Authorities in Trinidad and Tobago are taking steps to stop young Muslims from leaving the country to join terrorist groups, highlighting the ongoing struggle the country faces in preventing its youth from joining organizations dedicated to violence.
Officials from the Caribbean country believe as many as 125 fighters have traveled to the Middle East to fight for the Islamic State over the past four years, reported The New York Times.
The figure makes Trinidad and Tobago, a country of 1.3 million people, the largest per-capita hub of I.S. recruits in the Western Hemisphere.
American authorities are concerned that the country may turn into a hotbed for extremists, who could return from the Middle East and attack American citizens in Trinidad, or even possibly reach the United States via Miami, only a three-and-a-half-hour flight away.
U.S. President Donald Trump recently spoke with Trinidadian Prime Minister Keith Rowley about terrorism and security threats, a White House spokesperson told The Times.
In contrast to the laws of many other countries, I.S. is not legally proscribed in Trinidad and Tobago. This means Trinidadians can travel and train with I.S. fighters and then return to Trinidad and still enjoy the rights and privileges of any other fellow citizen.
Yet the government is reportedly implementing tougher anti-terrorism measures. Authorities have increased surveillance and monitoring of the country’s Islamist movements, while officials have proposed a law to prosecute those sending money to I.S. fighters overseas.

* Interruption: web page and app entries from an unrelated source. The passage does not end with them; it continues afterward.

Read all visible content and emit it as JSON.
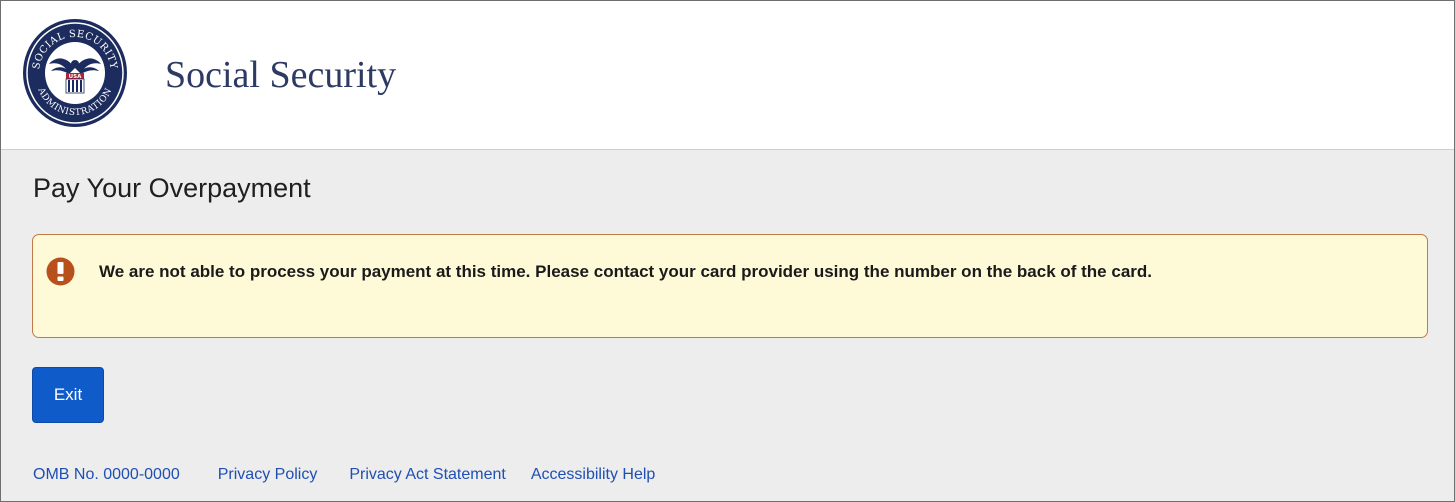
{
  "header": {
    "seal_text_top": "SOCIAL SECURITY",
    "seal_text_bottom": "ADMINISTRATION",
    "seal_text_center": "USA",
    "site_title": "Social Security"
  },
  "page": {
    "title": "Pay Your Overpayment"
  },
  "alert": {
    "icon": "exclamation-icon",
    "color": "#b8501c",
    "message": "We are not able to process your payment at this time. Please contact your card provider using the number on the back of the card."
  },
  "actions": {
    "exit_label": "Exit"
  },
  "footer": {
    "omb": "OMB No. 0000-0000",
    "privacy_policy": "Privacy Policy",
    "privacy_act": "Privacy Act Statement",
    "accessibility": "Accessibility Help"
  },
  "colors": {
    "brand_navy": "#2d3a63",
    "button_blue": "#0f5bc9",
    "alert_bg": "#fefad8",
    "alert_border": "#bf7a48",
    "link": "#1f4fb3"
  }
}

At the same time, U.S. authorities have been sharing intelligence with Trinidad’s government, hoping to crack down on potential new recruits.